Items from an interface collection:

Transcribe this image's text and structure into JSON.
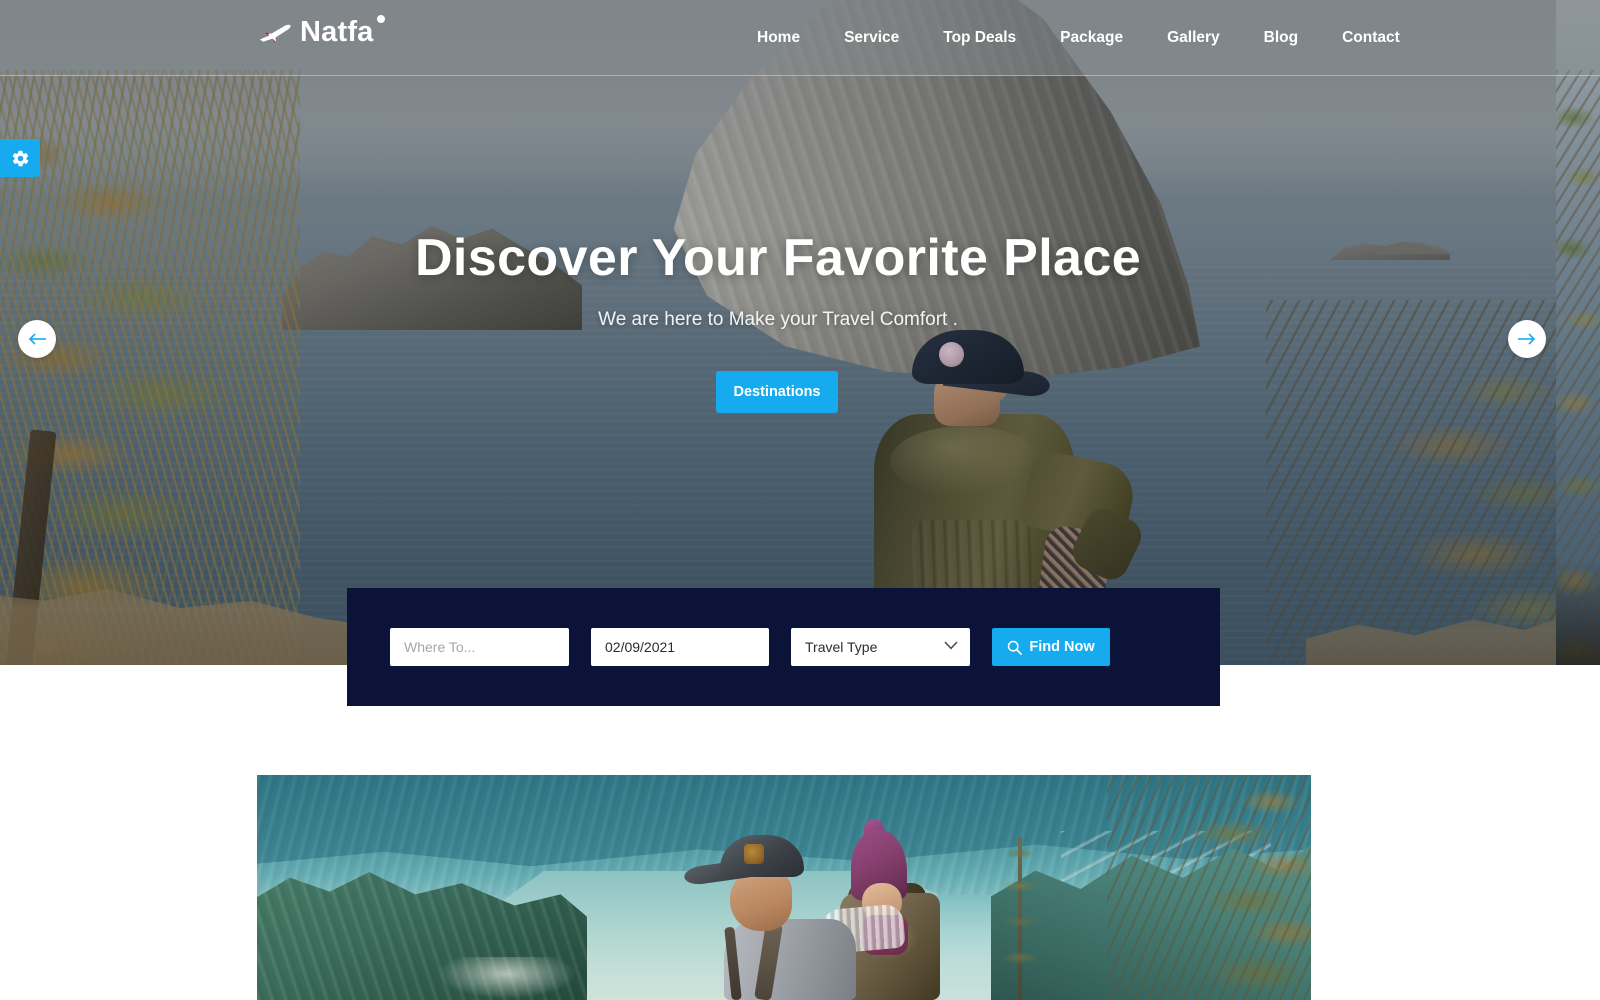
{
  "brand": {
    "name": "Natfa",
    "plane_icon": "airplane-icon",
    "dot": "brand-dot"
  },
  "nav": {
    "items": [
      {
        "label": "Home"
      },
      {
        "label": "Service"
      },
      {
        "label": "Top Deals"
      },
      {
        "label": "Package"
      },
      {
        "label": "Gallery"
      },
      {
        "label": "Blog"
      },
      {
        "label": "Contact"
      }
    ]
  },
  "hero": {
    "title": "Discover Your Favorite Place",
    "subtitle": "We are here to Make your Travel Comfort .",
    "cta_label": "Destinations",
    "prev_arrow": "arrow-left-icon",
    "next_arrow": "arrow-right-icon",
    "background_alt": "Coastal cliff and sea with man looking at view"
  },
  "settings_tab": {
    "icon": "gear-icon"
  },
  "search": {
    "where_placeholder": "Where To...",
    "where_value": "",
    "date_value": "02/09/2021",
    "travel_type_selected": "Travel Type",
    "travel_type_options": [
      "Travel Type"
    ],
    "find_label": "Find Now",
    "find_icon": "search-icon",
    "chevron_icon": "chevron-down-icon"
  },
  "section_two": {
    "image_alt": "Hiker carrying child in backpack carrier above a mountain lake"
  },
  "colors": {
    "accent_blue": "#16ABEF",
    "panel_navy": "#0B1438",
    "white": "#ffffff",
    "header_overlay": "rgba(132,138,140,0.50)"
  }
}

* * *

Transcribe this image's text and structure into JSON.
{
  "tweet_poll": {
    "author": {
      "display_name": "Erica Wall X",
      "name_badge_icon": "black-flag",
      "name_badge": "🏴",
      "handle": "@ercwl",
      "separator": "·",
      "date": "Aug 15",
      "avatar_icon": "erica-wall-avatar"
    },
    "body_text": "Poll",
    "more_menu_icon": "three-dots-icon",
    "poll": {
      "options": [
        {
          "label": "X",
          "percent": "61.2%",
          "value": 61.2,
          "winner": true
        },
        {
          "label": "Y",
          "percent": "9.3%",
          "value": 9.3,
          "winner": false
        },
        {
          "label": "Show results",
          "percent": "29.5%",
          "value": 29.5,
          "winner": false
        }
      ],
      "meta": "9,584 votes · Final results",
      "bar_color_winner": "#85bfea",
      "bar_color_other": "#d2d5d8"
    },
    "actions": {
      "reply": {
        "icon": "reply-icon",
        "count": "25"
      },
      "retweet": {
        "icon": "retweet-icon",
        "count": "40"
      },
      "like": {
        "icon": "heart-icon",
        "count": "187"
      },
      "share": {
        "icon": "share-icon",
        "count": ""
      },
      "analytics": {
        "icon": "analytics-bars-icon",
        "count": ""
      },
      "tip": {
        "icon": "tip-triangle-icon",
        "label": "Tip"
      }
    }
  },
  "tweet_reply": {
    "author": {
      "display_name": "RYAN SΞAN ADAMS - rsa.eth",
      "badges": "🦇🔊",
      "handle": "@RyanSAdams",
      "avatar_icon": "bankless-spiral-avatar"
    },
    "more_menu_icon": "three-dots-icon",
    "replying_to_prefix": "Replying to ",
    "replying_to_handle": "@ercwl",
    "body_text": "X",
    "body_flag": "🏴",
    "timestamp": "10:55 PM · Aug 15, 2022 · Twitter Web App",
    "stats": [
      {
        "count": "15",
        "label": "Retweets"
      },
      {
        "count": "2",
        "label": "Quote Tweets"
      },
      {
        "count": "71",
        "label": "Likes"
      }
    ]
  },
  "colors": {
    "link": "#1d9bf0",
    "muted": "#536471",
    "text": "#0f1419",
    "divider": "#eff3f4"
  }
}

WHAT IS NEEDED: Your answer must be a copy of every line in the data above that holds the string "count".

EXERCISE OUTPUT:
        "count": "25"
        "count": "40"
        "count": "187"
        "count": ""
        "count": ""
        "count": "15",
        "count": "2",
        "count": "71",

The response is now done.